Exactly as written, set down each line of the data below except its pictures.

Start of Input data

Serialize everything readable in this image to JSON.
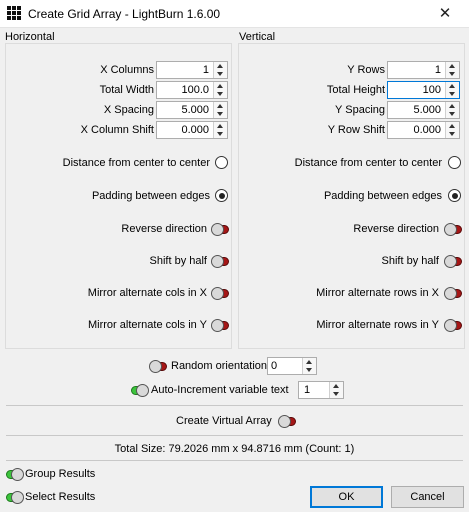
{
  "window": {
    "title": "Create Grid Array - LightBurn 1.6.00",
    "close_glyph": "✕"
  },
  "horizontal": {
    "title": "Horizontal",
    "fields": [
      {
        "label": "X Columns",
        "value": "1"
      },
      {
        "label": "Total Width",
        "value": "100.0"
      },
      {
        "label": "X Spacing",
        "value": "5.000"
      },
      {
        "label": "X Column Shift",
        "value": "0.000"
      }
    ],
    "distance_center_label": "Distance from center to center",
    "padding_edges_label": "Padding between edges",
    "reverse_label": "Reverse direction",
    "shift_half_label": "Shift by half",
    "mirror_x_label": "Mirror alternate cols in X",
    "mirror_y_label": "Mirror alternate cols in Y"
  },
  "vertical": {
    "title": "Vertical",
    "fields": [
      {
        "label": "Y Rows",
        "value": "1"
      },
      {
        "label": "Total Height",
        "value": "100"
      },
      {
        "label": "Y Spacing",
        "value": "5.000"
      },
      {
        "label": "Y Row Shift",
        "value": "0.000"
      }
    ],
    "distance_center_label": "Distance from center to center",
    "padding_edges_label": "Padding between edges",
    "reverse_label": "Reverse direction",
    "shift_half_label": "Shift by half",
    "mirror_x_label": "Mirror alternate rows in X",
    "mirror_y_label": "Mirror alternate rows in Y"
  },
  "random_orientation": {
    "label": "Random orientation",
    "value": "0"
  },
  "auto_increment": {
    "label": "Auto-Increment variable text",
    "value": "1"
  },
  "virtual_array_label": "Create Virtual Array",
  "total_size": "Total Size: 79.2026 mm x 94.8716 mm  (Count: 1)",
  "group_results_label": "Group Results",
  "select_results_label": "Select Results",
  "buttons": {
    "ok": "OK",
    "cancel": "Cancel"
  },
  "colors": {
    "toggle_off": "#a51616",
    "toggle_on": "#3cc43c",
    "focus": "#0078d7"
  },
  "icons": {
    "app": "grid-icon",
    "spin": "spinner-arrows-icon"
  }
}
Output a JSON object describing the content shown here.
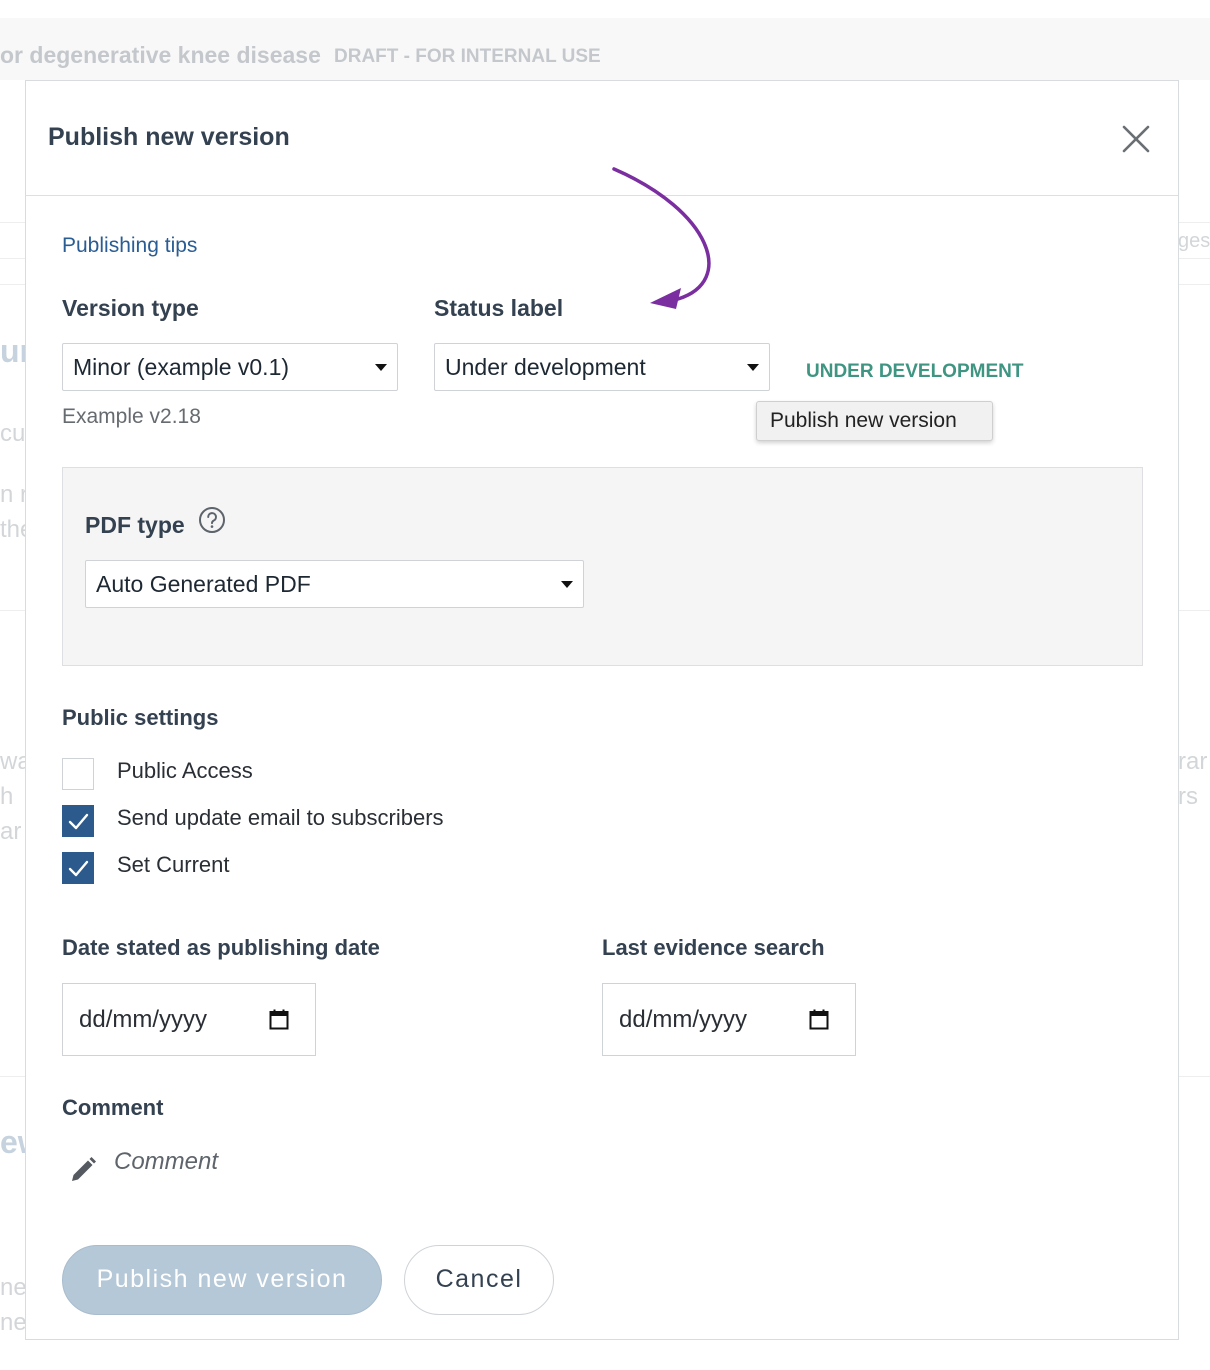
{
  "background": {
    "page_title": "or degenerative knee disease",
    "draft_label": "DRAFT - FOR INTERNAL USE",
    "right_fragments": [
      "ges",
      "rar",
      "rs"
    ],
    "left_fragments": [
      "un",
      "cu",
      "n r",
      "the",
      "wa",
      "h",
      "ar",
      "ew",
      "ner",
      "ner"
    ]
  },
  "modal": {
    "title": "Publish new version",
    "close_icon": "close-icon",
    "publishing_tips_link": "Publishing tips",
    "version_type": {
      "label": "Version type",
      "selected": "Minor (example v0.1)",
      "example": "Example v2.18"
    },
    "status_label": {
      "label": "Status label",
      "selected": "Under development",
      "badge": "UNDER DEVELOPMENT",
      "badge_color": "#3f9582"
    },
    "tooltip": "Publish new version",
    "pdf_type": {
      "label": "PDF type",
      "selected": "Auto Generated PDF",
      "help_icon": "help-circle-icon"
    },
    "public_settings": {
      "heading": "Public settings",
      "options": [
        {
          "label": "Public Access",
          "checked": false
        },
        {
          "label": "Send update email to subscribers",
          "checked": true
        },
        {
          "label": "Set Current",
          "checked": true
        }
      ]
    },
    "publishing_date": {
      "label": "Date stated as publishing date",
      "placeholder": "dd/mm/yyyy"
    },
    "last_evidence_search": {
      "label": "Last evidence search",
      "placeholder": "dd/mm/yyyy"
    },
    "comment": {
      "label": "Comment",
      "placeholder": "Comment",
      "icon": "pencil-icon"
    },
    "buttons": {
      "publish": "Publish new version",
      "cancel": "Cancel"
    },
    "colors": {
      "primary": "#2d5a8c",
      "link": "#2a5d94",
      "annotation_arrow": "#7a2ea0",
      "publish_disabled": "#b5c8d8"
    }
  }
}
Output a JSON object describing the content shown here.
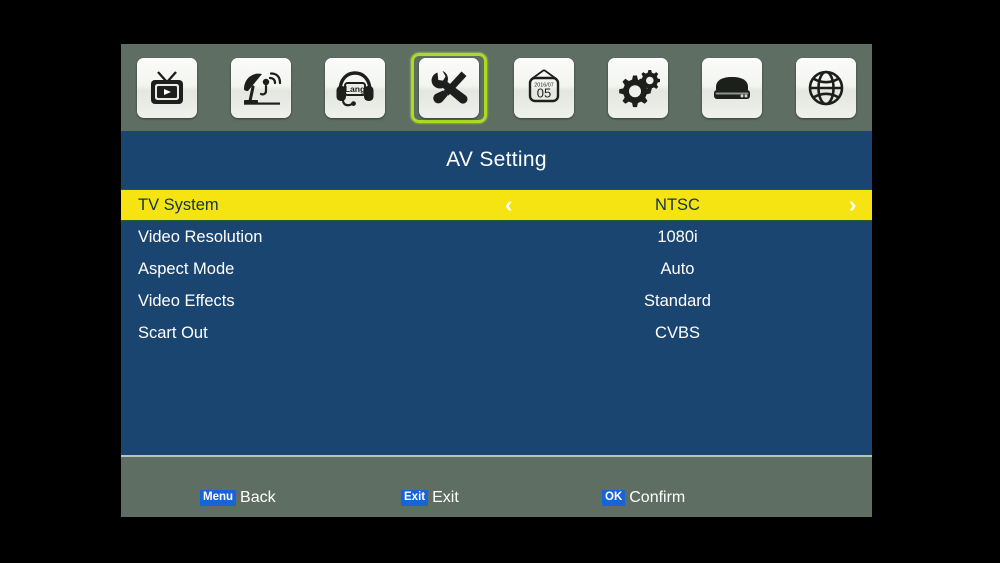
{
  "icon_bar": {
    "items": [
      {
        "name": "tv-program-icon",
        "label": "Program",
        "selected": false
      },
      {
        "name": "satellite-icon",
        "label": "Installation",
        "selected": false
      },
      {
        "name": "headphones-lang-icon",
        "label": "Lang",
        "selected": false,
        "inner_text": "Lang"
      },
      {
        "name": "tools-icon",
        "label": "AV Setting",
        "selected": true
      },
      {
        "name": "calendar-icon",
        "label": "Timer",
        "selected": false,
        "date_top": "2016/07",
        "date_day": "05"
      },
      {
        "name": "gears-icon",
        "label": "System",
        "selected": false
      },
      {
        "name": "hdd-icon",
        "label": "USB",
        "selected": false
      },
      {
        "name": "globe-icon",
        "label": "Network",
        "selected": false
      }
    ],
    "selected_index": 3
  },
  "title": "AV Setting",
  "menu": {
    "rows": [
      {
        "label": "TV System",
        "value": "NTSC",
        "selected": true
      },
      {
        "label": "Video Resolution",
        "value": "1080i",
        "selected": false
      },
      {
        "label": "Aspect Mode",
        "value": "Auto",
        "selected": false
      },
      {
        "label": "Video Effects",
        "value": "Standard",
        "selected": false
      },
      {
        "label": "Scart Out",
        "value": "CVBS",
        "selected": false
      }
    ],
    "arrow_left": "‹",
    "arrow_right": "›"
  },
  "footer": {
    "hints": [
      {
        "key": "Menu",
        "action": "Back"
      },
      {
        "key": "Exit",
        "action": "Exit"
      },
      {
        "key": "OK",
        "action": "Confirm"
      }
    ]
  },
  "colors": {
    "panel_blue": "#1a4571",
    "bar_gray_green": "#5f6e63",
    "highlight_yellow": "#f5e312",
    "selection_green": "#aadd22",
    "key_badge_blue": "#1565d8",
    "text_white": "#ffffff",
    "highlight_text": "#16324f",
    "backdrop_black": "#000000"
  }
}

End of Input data

■ Exercise solution ■
Serialize everything readable in this image to JSON.
{
  "window": {
    "title": "Create Grid Array - LightBurn 1.6.00",
    "close_glyph": "✕"
  },
  "horizontal": {
    "title": "Horizontal",
    "fields": [
      {
        "label": "X Columns",
        "value": "1"
      },
      {
        "label": "Total Width",
        "value": "100.0"
      },
      {
        "label": "X Spacing",
        "value": "5.000"
      },
      {
        "label": "X Column Shift",
        "value": "0.000"
      }
    ],
    "distance_center_label": "Distance from center to center",
    "padding_edges_label": "Padding between edges",
    "reverse_label": "Reverse direction",
    "shift_half_label": "Shift by half",
    "mirror_x_label": "Mirror alternate cols in X",
    "mirror_y_label": "Mirror alternate cols in Y"
  },
  "vertical": {
    "title": "Vertical",
    "fields": [
      {
        "label": "Y Rows",
        "value": "1"
      },
      {
        "label": "Total Height",
        "value": "100"
      },
      {
        "label": "Y Spacing",
        "value": "5.000"
      },
      {
        "label": "Y Row Shift",
        "value": "0.000"
      }
    ],
    "distance_center_label": "Distance from center to center",
    "padding_edges_label": "Padding between edges",
    "reverse_label": "Reverse direction",
    "shift_half_label": "Shift by half",
    "mirror_x_label": "Mirror alternate rows in X",
    "mirror_y_label": "Mirror alternate rows in Y"
  },
  "random_orientation": {
    "label": "Random orientation",
    "value": "0"
  },
  "auto_increment": {
    "label": "Auto-Increment variable text",
    "value": "1"
  },
  "virtual_array_label": "Create Virtual Array",
  "total_size": "Total Size: 79.2026 mm x 94.8716 mm  (Count: 1)",
  "group_results_label": "Group Results",
  "select_results_label": "Select Results",
  "buttons": {
    "ok": "OK",
    "cancel": "Cancel"
  },
  "colors": {
    "toggle_off": "#a51616",
    "toggle_on": "#3cc43c",
    "focus": "#0078d7"
  },
  "icons": {
    "app": "grid-icon",
    "spin": "spinner-arrows-icon"
  }
}
Output a JSON object describing the content shown here.
{
  "background": {
    "page_title": "or degenerative knee disease",
    "draft_label": "DRAFT - FOR INTERNAL USE",
    "right_fragments": [
      "ges",
      "rar",
      "rs"
    ],
    "left_fragments": [
      "un",
      "cu",
      "n r",
      "the",
      "wa",
      "h",
      "ar",
      "ew",
      "ner",
      "ner"
    ]
  },
  "modal": {
    "title": "Publish new version",
    "close_icon": "close-icon",
    "publishing_tips_link": "Publishing tips",
    "version_type": {
      "label": "Version type",
      "selected": "Minor (example v0.1)",
      "example": "Example v2.18"
    },
    "status_label": {
      "label": "Status label",
      "selected": "Under development",
      "badge": "UNDER DEVELOPMENT",
      "badge_color": "#3f9582"
    },
    "tooltip": "Publish new version",
    "pdf_type": {
      "label": "PDF type",
      "selected": "Auto Generated PDF",
      "help_icon": "help-circle-icon"
    },
    "public_settings": {
      "heading": "Public settings",
      "options": [
        {
          "label": "Public Access",
          "checked": false
        },
        {
          "label": "Send update email to subscribers",
          "checked": true
        },
        {
          "label": "Set Current",
          "checked": true
        }
      ]
    },
    "publishing_date": {
      "label": "Date stated as publishing date",
      "placeholder": "dd/mm/yyyy"
    },
    "last_evidence_search": {
      "label": "Last evidence search",
      "placeholder": "dd/mm/yyyy"
    },
    "comment": {
      "label": "Comment",
      "placeholder": "Comment",
      "icon": "pencil-icon"
    },
    "buttons": {
      "publish": "Publish new version",
      "cancel": "Cancel"
    },
    "colors": {
      "primary": "#2d5a8c",
      "link": "#2a5d94",
      "annotation_arrow": "#7a2ea0",
      "publish_disabled": "#b5c8d8"
    }
  }
}
Output a JSON object describing the content shown here.
{
  "icon_bar": {
    "items": [
      {
        "name": "tv-program-icon",
        "label": "Program",
        "selected": false
      },
      {
        "name": "satellite-icon",
        "label": "Installation",
        "selected": false
      },
      {
        "name": "headphones-lang-icon",
        "label": "Lang",
        "selected": false,
        "inner_text": "Lang"
      },
      {
        "name": "tools-icon",
        "label": "AV Setting",
        "selected": true
      },
      {
        "name": "calendar-icon",
        "label": "Timer",
        "selected": false,
        "date_top": "2016/07",
        "date_day": "05"
      },
      {
        "name": "gears-icon",
        "label": "System",
        "selected": false
      },
      {
        "name": "hdd-icon",
        "label": "USB",
        "selected": false
      },
      {
        "name": "globe-icon",
        "label": "Network",
        "selected": false
      }
    ],
    "selected_index": 3
  },
  "title": "AV Setting",
  "menu": {
    "rows": [
      {
        "label": "TV System",
        "value": "NTSC",
        "selected": true
      },
      {
        "label": "Video Resolution",
        "value": "1080i",
        "selected": false
      },
      {
        "label": "Aspect Mode",
        "value": "Auto",
        "selected": false
      },
      {
        "label": "Video Effects",
        "value": "Standard",
        "selected": false
      },
      {
        "label": "Scart Out",
        "value": "CVBS",
        "selected": false
      }
    ],
    "arrow_left": "‹",
    "arrow_right": "›"
  },
  "footer": {
    "hints": [
      {
        "key": "Menu",
        "action": "Back"
      },
      {
        "key": "Exit",
        "action": "Exit"
      },
      {
        "key": "OK",
        "action": "Confirm"
      }
    ]
  },
  "colors": {
    "panel_blue": "#1a4571",
    "bar_gray_green": "#5f6e63",
    "highlight_yellow": "#f5e312",
    "selection_green": "#aadd22",
    "key_badge_blue": "#1565d8",
    "text_white": "#ffffff",
    "highlight_text": "#16324f",
    "backdrop_black": "#000000"
  }
}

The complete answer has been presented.